If you’re into the techy side of things, you’ve probably wondered how Googlebot resolves its way around problems, and specifically, web crawler traps.
For example, let’s suppose that Googlebot encounters some sort of endless loop, or a page that can expand forever (like a calendar page where you can click to load the next month…and the next…and the next…and so on).
At ~46:06 of the English Google SEO Office-Hours From November 19, 2021 (video queued below), John Mueller addressed a question related to this.
The question read:
“Occasionally, when crawling a website, I run across a spider trap, infinitely expanding URLs.

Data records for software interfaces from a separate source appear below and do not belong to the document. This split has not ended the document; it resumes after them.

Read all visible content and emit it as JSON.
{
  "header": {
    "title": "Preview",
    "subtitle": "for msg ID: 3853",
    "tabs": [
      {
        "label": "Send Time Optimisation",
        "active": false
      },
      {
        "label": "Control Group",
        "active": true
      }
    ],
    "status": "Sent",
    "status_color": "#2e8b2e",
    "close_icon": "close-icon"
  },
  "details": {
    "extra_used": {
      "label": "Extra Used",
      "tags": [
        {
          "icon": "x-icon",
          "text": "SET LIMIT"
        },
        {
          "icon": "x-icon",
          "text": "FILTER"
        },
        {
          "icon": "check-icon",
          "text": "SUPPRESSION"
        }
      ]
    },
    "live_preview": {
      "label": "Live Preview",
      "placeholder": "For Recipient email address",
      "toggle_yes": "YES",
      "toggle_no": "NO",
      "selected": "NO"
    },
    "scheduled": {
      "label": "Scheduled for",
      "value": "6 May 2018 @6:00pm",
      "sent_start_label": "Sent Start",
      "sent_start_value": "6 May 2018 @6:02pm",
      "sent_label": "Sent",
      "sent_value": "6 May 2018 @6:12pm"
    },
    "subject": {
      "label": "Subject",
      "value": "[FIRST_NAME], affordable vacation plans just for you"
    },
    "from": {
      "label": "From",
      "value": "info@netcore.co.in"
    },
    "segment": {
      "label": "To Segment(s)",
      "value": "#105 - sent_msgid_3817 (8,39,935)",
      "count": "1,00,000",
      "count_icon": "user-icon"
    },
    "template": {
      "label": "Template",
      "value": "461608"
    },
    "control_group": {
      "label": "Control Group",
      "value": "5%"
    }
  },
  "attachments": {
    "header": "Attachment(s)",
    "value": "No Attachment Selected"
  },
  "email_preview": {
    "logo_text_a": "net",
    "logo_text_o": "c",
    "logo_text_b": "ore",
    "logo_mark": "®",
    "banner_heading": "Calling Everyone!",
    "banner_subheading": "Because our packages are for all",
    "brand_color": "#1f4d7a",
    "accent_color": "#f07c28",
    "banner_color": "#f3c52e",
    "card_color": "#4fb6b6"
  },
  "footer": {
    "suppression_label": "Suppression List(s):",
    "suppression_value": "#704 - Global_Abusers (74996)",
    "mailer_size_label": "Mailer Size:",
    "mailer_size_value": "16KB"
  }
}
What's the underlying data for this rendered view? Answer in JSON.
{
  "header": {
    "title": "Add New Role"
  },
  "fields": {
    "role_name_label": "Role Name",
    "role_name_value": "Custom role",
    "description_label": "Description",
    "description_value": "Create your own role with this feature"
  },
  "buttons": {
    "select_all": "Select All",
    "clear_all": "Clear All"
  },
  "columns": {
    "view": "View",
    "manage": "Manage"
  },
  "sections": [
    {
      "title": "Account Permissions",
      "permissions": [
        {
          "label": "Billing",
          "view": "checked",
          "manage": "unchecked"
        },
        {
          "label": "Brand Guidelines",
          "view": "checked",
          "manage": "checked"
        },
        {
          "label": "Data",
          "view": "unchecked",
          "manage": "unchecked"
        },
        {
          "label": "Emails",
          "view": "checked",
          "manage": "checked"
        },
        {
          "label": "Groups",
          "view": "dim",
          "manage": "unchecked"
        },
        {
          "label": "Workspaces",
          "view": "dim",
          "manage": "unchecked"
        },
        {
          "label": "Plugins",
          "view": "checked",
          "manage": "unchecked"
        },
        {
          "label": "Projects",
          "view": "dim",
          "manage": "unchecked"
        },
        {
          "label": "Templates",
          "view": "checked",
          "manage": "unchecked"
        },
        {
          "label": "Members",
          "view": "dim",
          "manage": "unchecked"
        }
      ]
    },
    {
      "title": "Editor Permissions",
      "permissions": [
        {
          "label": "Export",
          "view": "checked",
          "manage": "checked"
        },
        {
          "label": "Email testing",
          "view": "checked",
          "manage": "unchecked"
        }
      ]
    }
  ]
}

“And I’ve been wondering how Googlebot handles such situations. Does it somehow ignore those URLs to focus on the rest of the normal URLs on the site or does Googlebot get stuck in some way and miss crawling URLs as a result?”

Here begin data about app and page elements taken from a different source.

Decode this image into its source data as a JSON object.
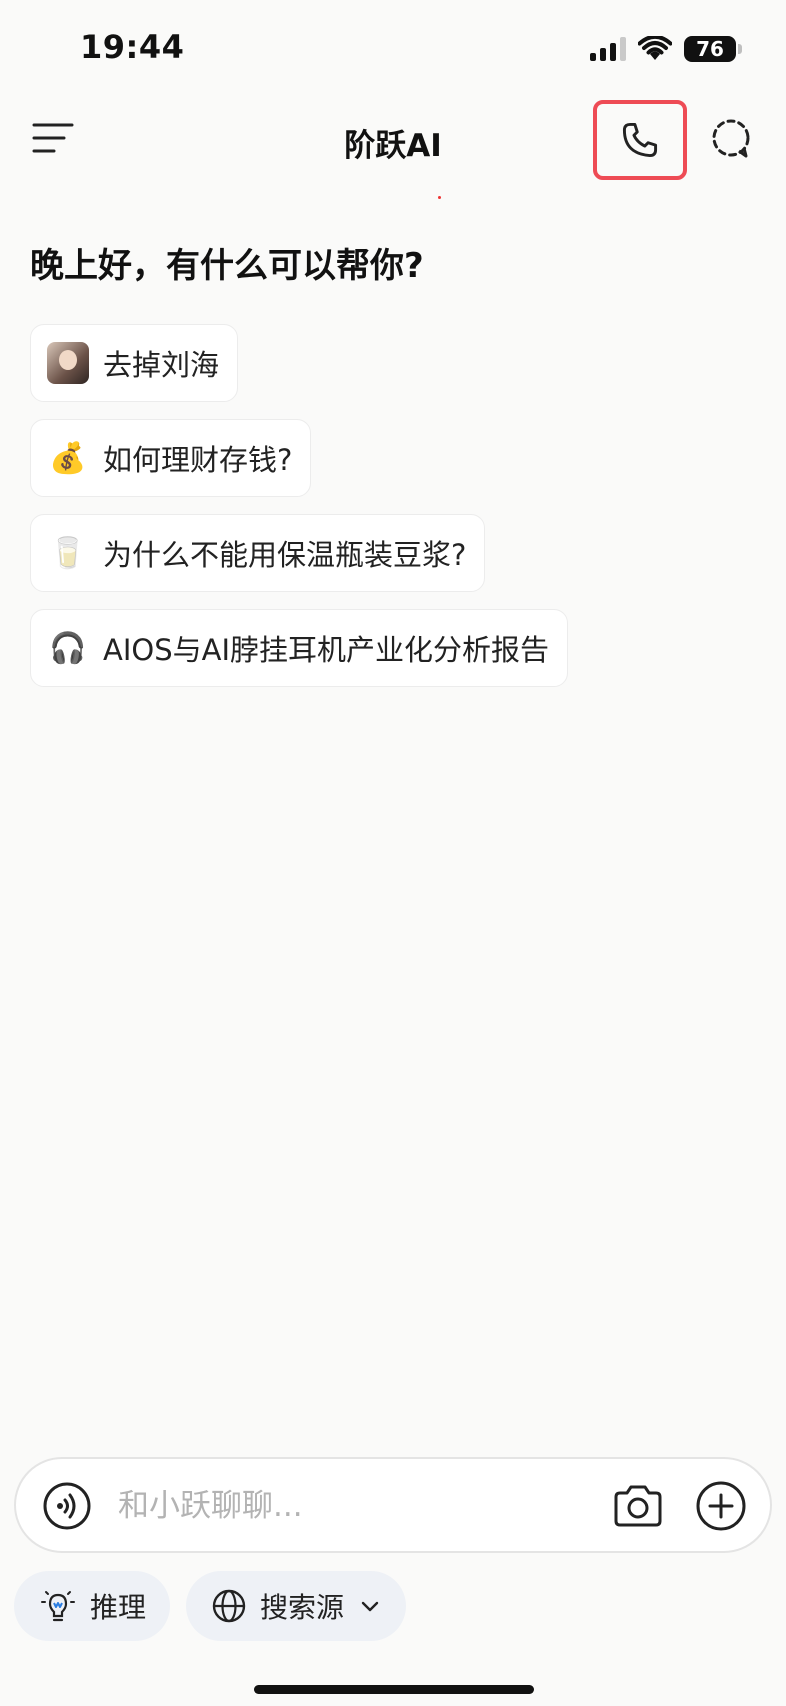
{
  "status_bar": {
    "time": "19:44",
    "battery": "76"
  },
  "header": {
    "title": "阶跃AI",
    "icons": {
      "menu": "menu-icon",
      "call": "phone-icon",
      "new_chat": "new-chat-icon"
    },
    "highlight_color": "#ee4b55"
  },
  "greeting": "晚上好，有什么可以帮你?",
  "suggestions": [
    {
      "icon": "avatar-thumbnail",
      "label": "去掉刘海"
    },
    {
      "icon": "💰",
      "label": "如何理财存钱?"
    },
    {
      "icon": "🥛",
      "label": "为什么不能用保温瓶装豆浆?"
    },
    {
      "icon": "🎧",
      "label": "AIOS与AI脖挂耳机产业化分析报告"
    }
  ],
  "composer": {
    "placeholder": "和小跃聊聊..."
  },
  "toolbar": {
    "reasoning_label": "推理",
    "search_source_label": "搜索源"
  }
}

John’s Explaination as to How Googlebot Handles Web Crawler Traps
“Yeah, that’s a complicated question.
“And it is something that sometimes causes problems. For the most part, I think we end up figuring this out, because what happens is a kind of spider trap area, which is something, for example, maybe you have an infinite calendar, where you can scroll into March 3000, or something like that, and essentially you can just keep on clicking to the next day, and the next day, and it’ll always have a calendar page for you.

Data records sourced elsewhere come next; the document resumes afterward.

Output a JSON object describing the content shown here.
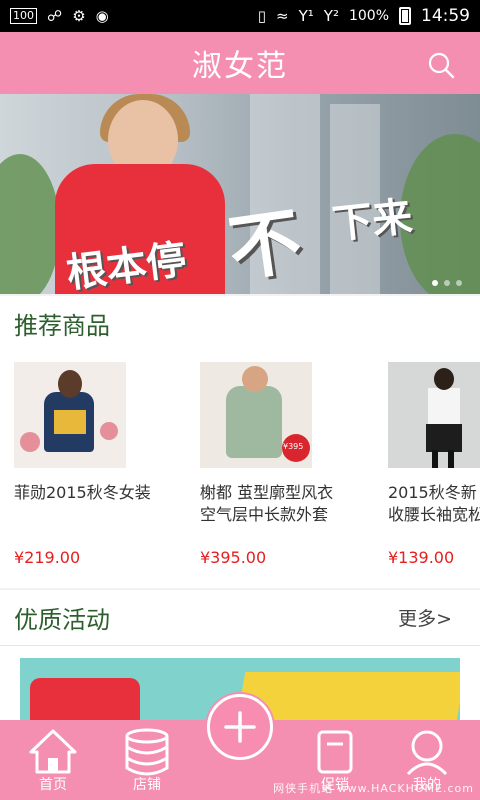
{
  "status_bar": {
    "left_box": "100",
    "battery_percent": "100%",
    "time": "14:59",
    "icons": [
      "usb-icon",
      "android-icon",
      "android-robot-icon",
      "vibrate-icon",
      "wifi-icon",
      "signal-1-icon",
      "signal-2-icon",
      "battery-icon"
    ]
  },
  "app_bar": {
    "title": "淑女范",
    "search_icon": "search-icon"
  },
  "banner": {
    "text_left": "根本停",
    "text_mid": "不",
    "text_right": "下来",
    "page_count": 3,
    "active_index": 0
  },
  "recommended": {
    "title": "推荐商品",
    "products": [
      {
        "name": "菲勋2015秋冬女装",
        "price": "¥219.00"
      },
      {
        "name": "榭都 茧型廓型风衣\n空气层中长款外套",
        "price": "¥395.00",
        "badge": "¥395"
      },
      {
        "name": "2015秋冬新\n收腰长袖宽松",
        "price": "¥139.00"
      }
    ]
  },
  "activity": {
    "title": "优质活动",
    "more_label": "更多>"
  },
  "bottom_nav": {
    "items": [
      {
        "label": "首页",
        "icon": "home-icon"
      },
      {
        "label": "店铺",
        "icon": "database-icon"
      },
      {
        "label": "促销",
        "icon": "tag-icon"
      },
      {
        "label": "我的",
        "icon": "user-icon"
      }
    ],
    "fab_icon": "plus-icon",
    "watermark": "www.HACKHOME.com",
    "watermark_cn": "网侠手机站"
  },
  "colors": {
    "brand_pink": "#f58fb1",
    "section_title": "#2e5e2e",
    "price": "#e52020"
  }
}
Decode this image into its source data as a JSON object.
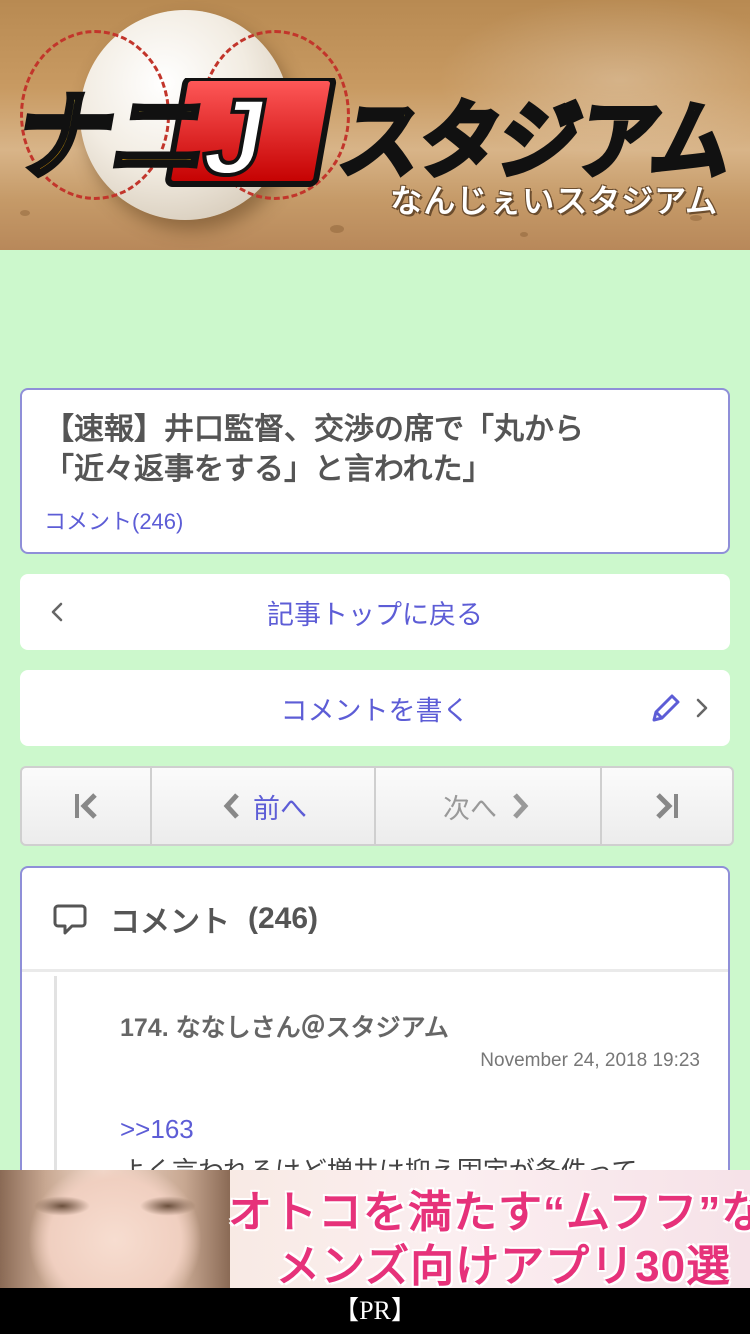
{
  "header": {
    "logo_text": "ナニJスタジアム",
    "logo_sub": "なんじぇいスタジアム"
  },
  "article": {
    "title": "【速報】井口監督、交渉の席で「丸から「近々返事をする」と言われた」",
    "comment_link": "コメント(246)"
  },
  "buttons": {
    "back_label": "記事トップに戻る",
    "write_label": "コメントを書く"
  },
  "pager": {
    "prev_label": "前へ",
    "next_label": "次へ"
  },
  "comments": {
    "header_label": "コメント",
    "count": "(246)",
    "items": [
      {
        "head": "174.  ななしさん＠スタジアム",
        "date": "November 24, 2018 19:23",
        "reply": ">>163",
        "body": "よく言われるけど増井は抑え固定が条件って"
      }
    ]
  },
  "ad": {
    "line1": "オトコを満たす“ムフフ”な",
    "line2": "メンズ向けアプリ30選",
    "pr_label": "【PR】"
  },
  "colors": {
    "page_bg": "#ccf8cc",
    "accent": "#5d5dd6",
    "card_border": "#8f8fd8"
  }
}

“That’s kind of an infinite space kind of thing. For the most part, because we crawl incrementally, we’ll start off, and go off and find…I don’t know…maybe 10 or 20 of these pages.”
That’s a good point–that Googlebot crawls incrementally. It doesn’t dive headfirst.
This gives it a chance to dip its toes into the water, so to speak.
“And then we’ll say, ‘Well, there’s not much content here, but maybe if we look a little bit deeper and we go off and crawl maybe a hundred of those pages….’
“And we start saying, ‘Well, all of this content essentially looks the same, and they’re all kind of linked from this long chain where you have to click Next, Next, Next, Next to actually get to that page.
“At some point, our systems are going to say, ‘Well, there’s not much value in crawling even deeper here, because we found a lot of the rest of the website that has really strong signals telling us this is actually important.
“And we found this really weird long chain here.
“Then overall, we’ll say, ‘Well, these are probably not that important. We don’t have to crawl them that often, if at all, if we want to keep them.’
“And rather, we focus on the rest of the site.”
So, there you have it: Googlebot is programmed with a process whereby it’ll eventually conclude that it’s in a web crawler trap, and then it’ll cease that process.